We are living in the womb of God, friends, and we are so loved and cared for. WE ARE FULLY KNOWN. There is no risk of imposter syndrome, there is no partial openness, the Sacred knows us so deeply and so profoundly that we cannot even imagine the extent of God’s knowledge for us. Jeremiah tries to tell God, “I am only a boy” and leave it there. But God knows that there is more to Jeremiah than just this one statement. God knows of Jeremiah’s passions as a minister, of his skills as a preacher, of his compassion towards the poor. Because God fully knows us, we are called to share this way of authenticity with others. We are called to live more authentic lives, to be in authentic and deep relationships with our friends, loved ones, and families. That we might be fully known by them too and know them better.

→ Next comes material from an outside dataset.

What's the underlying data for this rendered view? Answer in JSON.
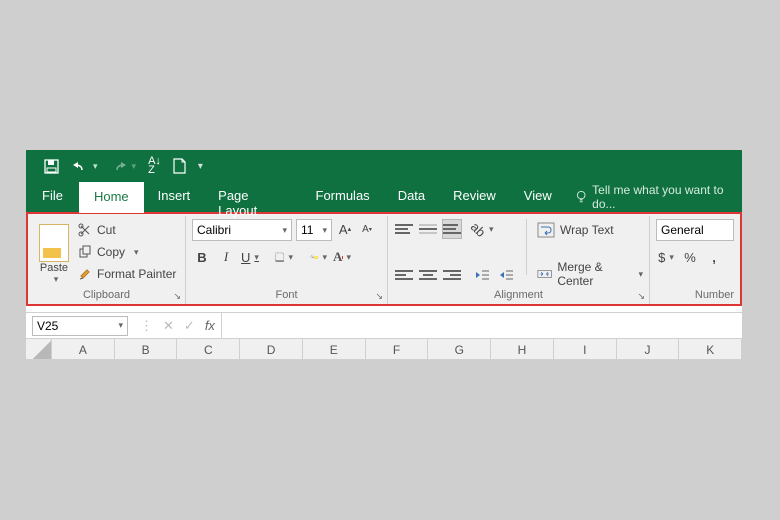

The Divine knows all of our faults, all of our failures, all of the things that we might have imposter syndrome about and still has a steadfast, understanding, and unending love for you just the way you are. When Paul is writing to the Corinthians about love, he is writing about God’s love for us. God’s love is patient. God’s love is kind. God’s love never ends. Because we are known and loved in this way; we are called to know and love others in this way. We must now live more authentic lives that will lead to deeper, more authentic love for one another. If the definition of humanity is openness with others (in the same way that God is open with us) we must practice this. Jeremiah is called to be a prophet of the nations and we are called to be prophets of relationships. We must practice living authentically daily. It will be difficult, it will make us vulnerable, but it will also be fruitful, rewarding, beautiful, and it will bring out a deeper sense of love, belonging, and knowledge of who we are and whose we are. Revealing ourselves to others in authentic ways will allows us to be fully known and to fully know each other.
Let us all start this practice of authenticity and let ourselves be more fully known. This doesn’t happen within a few sentences or all at once, but it is a long process that I propose we begin now. I’ll start. Hello. My name is Brittany Longsdorf, I am a senior at Princeton Theological Seminary, I am doing my internship here at Princeton University under the supervision of Dean Alison Boden. My favorite color is yellow, I put hot Texas Pete hot sauce on almost all of my food, I am a classically trained oil painter, I am a die-hard Green Bay Packers fan, as I child I wanted to be a paleontologist, I cry at most movies, even sometimes sappy commercials, I often feel insecure about how I look, I panic every time I get a B on a paper and feel insufficient, I have no idea where I will work and live 6 months from now and that terrifies me, I don’t really know how to pray and I have doubts in my faith, and I know that I am fully known and fully loved by God. But this isn’t just about me; this is about us, as a congregational family moving into conversation with each other and knowing each other better. Let us go out into the world deepening our relationships, living authentically, and knowing who we are. This is what it means to be human; this is what means to fully know and to fully love.